In India and probably some other countries, it is mandatory for finance or money bills to be introduced in the Lower House. What is the reason behind this? Although the Upper House also votes upon the bill if it gets passed in the Lower House, I want to know why the Lower House gets priority over the Upper House.
The Lok Sabha in India is elected on the basis of general direct elections. The members are chosen from single-member constituencies through first-past-the-post system for a term of five years.
OTOH, only one third of the Rajya Sabha members are replaced every second year, that too through indirect elections by an electoral college.
Thus, the Lok Sabha tends to be the "Popular House".

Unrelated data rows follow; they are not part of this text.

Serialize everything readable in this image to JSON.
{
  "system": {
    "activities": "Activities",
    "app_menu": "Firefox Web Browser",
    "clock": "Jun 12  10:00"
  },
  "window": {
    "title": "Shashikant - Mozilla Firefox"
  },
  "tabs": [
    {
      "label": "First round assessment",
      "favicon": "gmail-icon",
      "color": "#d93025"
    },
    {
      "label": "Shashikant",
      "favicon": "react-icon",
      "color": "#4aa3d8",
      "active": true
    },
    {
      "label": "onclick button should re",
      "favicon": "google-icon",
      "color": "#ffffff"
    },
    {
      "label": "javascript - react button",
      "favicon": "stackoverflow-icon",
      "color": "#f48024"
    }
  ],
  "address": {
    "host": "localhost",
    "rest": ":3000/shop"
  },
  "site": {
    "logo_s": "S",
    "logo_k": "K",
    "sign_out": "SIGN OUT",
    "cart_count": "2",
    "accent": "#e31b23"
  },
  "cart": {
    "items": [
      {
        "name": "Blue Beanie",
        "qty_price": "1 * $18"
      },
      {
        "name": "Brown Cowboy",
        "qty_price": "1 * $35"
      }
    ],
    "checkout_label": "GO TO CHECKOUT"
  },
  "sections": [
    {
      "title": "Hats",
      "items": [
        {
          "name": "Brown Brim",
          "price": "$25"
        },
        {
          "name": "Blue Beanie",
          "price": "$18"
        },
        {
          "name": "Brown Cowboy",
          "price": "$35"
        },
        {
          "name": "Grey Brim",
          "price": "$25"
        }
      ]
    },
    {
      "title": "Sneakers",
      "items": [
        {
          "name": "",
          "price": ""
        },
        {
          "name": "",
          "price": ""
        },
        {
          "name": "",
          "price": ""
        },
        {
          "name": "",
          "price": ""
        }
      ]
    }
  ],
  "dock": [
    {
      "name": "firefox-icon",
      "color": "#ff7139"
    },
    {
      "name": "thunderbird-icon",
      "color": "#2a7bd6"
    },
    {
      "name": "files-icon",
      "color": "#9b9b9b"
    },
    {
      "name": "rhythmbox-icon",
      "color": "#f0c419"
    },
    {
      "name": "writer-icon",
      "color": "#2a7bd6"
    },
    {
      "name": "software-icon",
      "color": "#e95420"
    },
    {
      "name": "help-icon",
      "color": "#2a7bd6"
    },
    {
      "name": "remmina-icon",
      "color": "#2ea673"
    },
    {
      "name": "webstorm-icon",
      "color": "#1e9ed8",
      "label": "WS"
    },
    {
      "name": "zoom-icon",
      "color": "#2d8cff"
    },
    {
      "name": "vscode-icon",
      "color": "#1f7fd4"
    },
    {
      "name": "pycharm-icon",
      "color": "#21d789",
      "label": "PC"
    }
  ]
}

Moreover, India has a Parliamentary system wherein the Executive is responsible to the Lok Sabha. Thus, the Lok Sabha has the responsibility to control the Executive, and financial control is one major means to achieve that.
The Lok Sabha, and not the Rajya Sabha, has the power to dissolve the Executive. The defeat of a Money Bill in Lok Sabha effects to the resignation of the Government. Though the Bill is passed to the Rajya Sabha, it has no powers even to amend or reject the same.
The basic difference is that the Lok Sabha is the "Council of the People" which maintains the popular character, while Rajya Sabha is the "Council of the States", which maintains the federal character of the Government.